Step 4: I needed reminders! I drew a big bathtub on our whiteboard in the dining room so we would see it while eating breakfast. I put the bath soap on the bathroom counter. I told the kids to remind me and made a big deal about how fun it would be to take baths in the morning and have time to play in the water. And guess what? It worked!
We successfully switched our stressful nighttime bath routine to a calm, relaxed morning routine by following these steps. In this case, I simply thought things through. You might find it helpful to list everything out with a pen and paper, especially if you’re tackling a bigger project.
Or maybe you can relate to this: We have too much stuff in our house. We’ve started KonMari-ing everything, but have stalled on our progress lately. Here’s how I’m approaching this one:
Step 1: The problem is that we have too much stuff, specifically in our living room area, which now houses the toys, the craft supplies, and general family hanging out area.
Step 2: Ideally, everything has a place. There isn’t constant stuff lying around, because it’s easy to see where it goes, and there’s just less of it.
Step 3: We need to go through toys and get rid of a bunch. We need to go through craft supplies and pare down to what we will actually use. We need to find homes for random things like video game cords and dvds and magazines and everything else that lives here.
Step 4: This is where I’ve made a list of each area I mentioned in step 3. For craft supplies, it looks like this:
- Go through coloring books. Pare down to 2 per child.
- Go through paper supplies. Make it fit in the paper holder that’s in there, and put extra somewhere not accessible (Elizabeth and Hannah keep pulling extra paper out of the box on the floor where it’s currently sitting)
- Go through Mom’s shelf (the top shelf where I have things like glitter glue and special paper punches, which the kids don’t use without permission).
- Find containers that work. We have little bins and boxes in there for some things, but a lot of the stuff just gets thrown back in without much order. Notice this happens after getting rid of things.
I have separate lists like this for each area of the living room that we want to work on.
I got this four-step idea from a webinar I watched recently from Nick Stephenson and David Garland.
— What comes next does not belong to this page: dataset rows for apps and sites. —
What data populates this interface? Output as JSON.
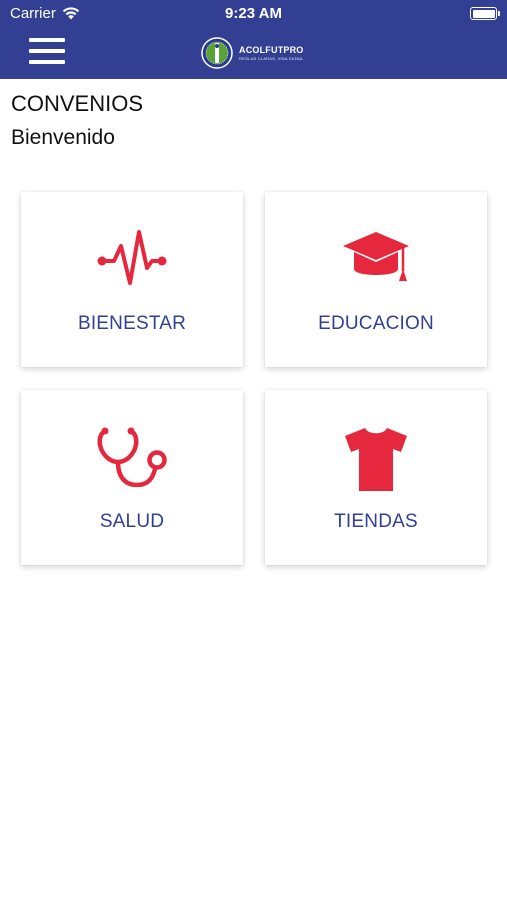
{
  "status_bar": {
    "carrier": "Carrier",
    "time": "9:23 AM"
  },
  "header": {
    "logo_name": "ACOLFUTPRO",
    "logo_slogan": "REGLAS CLARAS, VIDA DIGNA.",
    "background": "#323f93"
  },
  "page": {
    "title": "CONVENIOS",
    "subtitle": "Bienvenido"
  },
  "cards": [
    {
      "label": "BIENESTAR",
      "icon": "heartbeat-icon"
    },
    {
      "label": "EDUCACION",
      "icon": "graduation-cap-icon"
    },
    {
      "label": "SALUD",
      "icon": "stethoscope-icon"
    },
    {
      "label": "TIENDAS",
      "icon": "tshirt-icon"
    }
  ],
  "colors": {
    "accent": "#e5283e",
    "label": "#323f93"
  }
}
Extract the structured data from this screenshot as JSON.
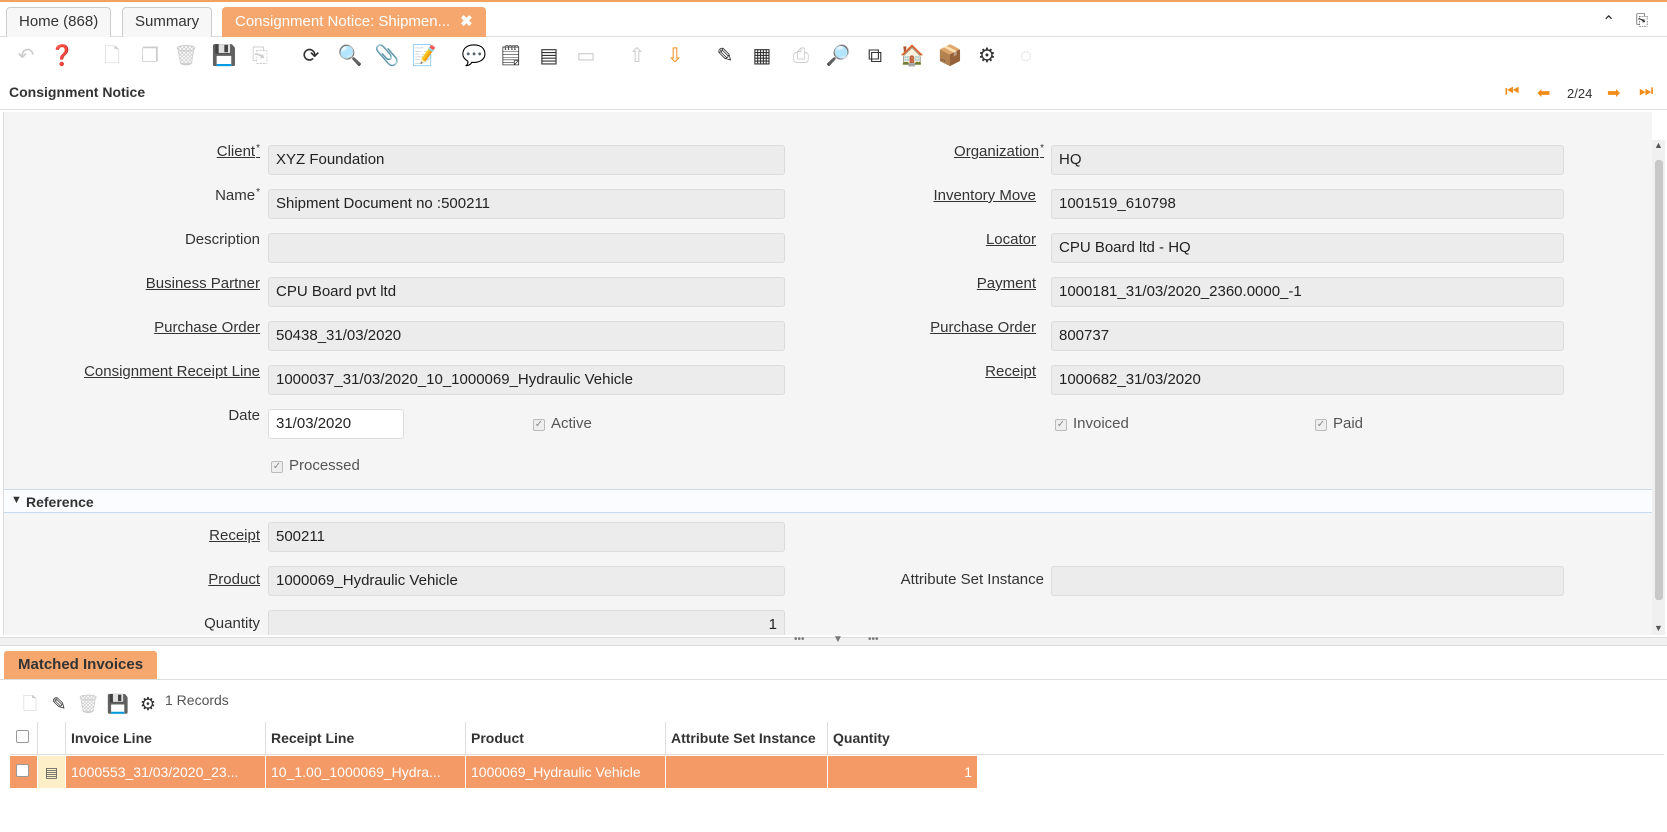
{
  "tabs": [
    {
      "label": "Home (868)"
    },
    {
      "label": "Summary"
    },
    {
      "label": "Consignment Notice: Shipmen...",
      "close": "✖"
    }
  ],
  "window": {
    "title": "Consignment Notice",
    "record_position": "2/24"
  },
  "form": {
    "client": {
      "label": "Client",
      "value": "XYZ Foundation"
    },
    "organization": {
      "label": "Organization",
      "value": "HQ"
    },
    "name": {
      "label": "Name",
      "value": "Shipment Document no :500211"
    },
    "inventory_move": {
      "label": "Inventory Move",
      "value": "1001519_610798"
    },
    "description": {
      "label": "Description",
      "value": ""
    },
    "locator": {
      "label": "Locator",
      "value": "CPU Board ltd - HQ"
    },
    "business_partner": {
      "label": "Business Partner",
      "value": "CPU Board pvt ltd"
    },
    "payment": {
      "label": "Payment",
      "value": "1000181_31/03/2020_2360.0000_-1"
    },
    "purchase_order_left": {
      "label": "Purchase Order",
      "value": "50438_31/03/2020"
    },
    "purchase_order_right": {
      "label": "Purchase Order",
      "value": "800737"
    },
    "consignment_receipt_line": {
      "label": "Consignment Receipt Line",
      "value": "1000037_31/03/2020_10_1000069_Hydraulic Vehicle"
    },
    "receipt_top": {
      "label": "Receipt",
      "value": "1000682_31/03/2020"
    },
    "date": {
      "label": "Date",
      "value": "31/03/2020"
    },
    "active": {
      "label": "Active",
      "checked": true
    },
    "invoiced": {
      "label": "Invoiced",
      "checked": true
    },
    "paid": {
      "label": "Paid",
      "checked": true
    },
    "processed": {
      "label": "Processed",
      "checked": true
    },
    "required_mark": "*",
    "check_mark": "✓"
  },
  "reference": {
    "title": "Reference",
    "receipt": {
      "label": "Receipt",
      "value": "500211"
    },
    "product": {
      "label": "Product",
      "value": "1000069_Hydraulic Vehicle"
    },
    "attribute_set_instance": {
      "label": "Attribute Set Instance",
      "value": ""
    },
    "quantity": {
      "label": "Quantity",
      "value": "1"
    }
  },
  "detail": {
    "tab_label": "Matched Invoices",
    "records": "1 Records",
    "columns": [
      "Invoice Line",
      "Receipt Line",
      "Product",
      "Attribute Set Instance",
      "Quantity"
    ],
    "rows": [
      {
        "invoice_line": "1000553_31/03/2020_23...",
        "receipt_line": "10_1.00_1000069_Hydra...",
        "product": "1000069_Hydraulic Vehicle",
        "attribute_set_instance": "",
        "quantity": "1"
      }
    ]
  },
  "colors": {
    "accent": "#f6a76e",
    "selected_row": "#f39a66",
    "nav": "#f08c1a"
  }
}
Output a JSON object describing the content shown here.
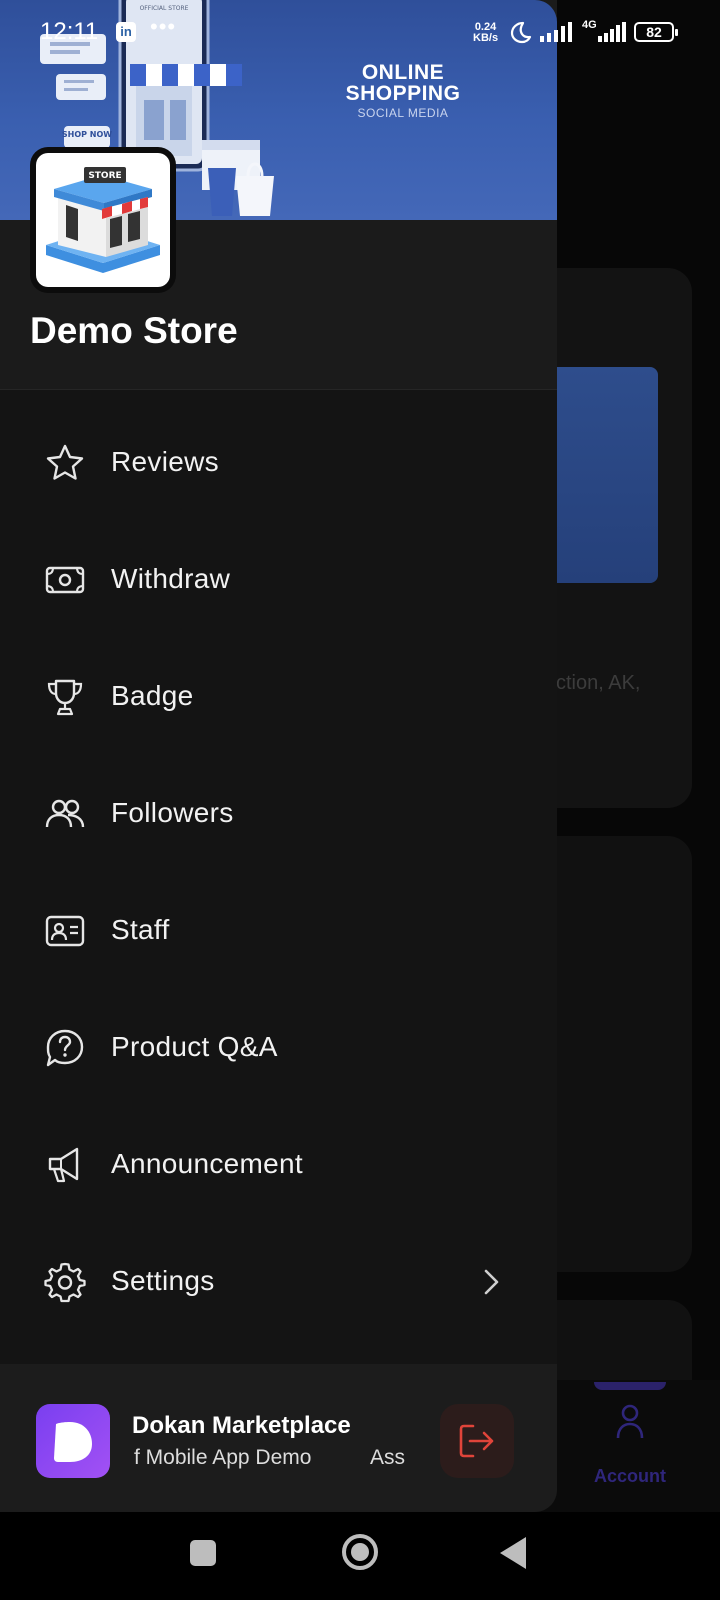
{
  "status_bar": {
    "time": "12:11",
    "linkedin_label": "in",
    "dots": "•••",
    "speed_value": "0.24",
    "speed_unit": "KB/s",
    "network": "4G",
    "battery": "82"
  },
  "background": {
    "address_fragment": "ction, AK,",
    "nav_account_label": "Account",
    "accent_color": "#2f267b"
  },
  "drawer": {
    "cover": {
      "title_line1": "ONLINE",
      "title_line2": "SHOPPING",
      "subtitle": "SOCIAL MEDIA",
      "store_sign": "STORE",
      "shop_now": "SHOP NOW",
      "phone_header": "OFFICIAL STORE"
    },
    "store_name": "Demo Store",
    "menu": [
      {
        "label": "Reviews",
        "icon": "star-icon"
      },
      {
        "label": "Withdraw",
        "icon": "banknote-icon"
      },
      {
        "label": "Badge",
        "icon": "trophy-icon"
      },
      {
        "label": "Followers",
        "icon": "users-icon"
      },
      {
        "label": "Staff",
        "icon": "id-card-icon"
      },
      {
        "label": "Product Q&A",
        "icon": "question-bubble-icon"
      },
      {
        "label": "Announcement",
        "icon": "megaphone-icon"
      },
      {
        "label": "Settings",
        "icon": "gear-icon"
      }
    ],
    "footer": {
      "app_name": "Dokan Marketplace",
      "app_subtitle": "f Mobile App Demo",
      "app_subtitle_tail": "Ass",
      "logout_color": "#e0443a"
    }
  }
}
The webinar was actually on how to develop your own online courses, but I think these steps really transfer over well into other areas of our lives. By thinking through the process and identifying the problem and the goal, we can then easily figure out what steps to take to get from one to the other.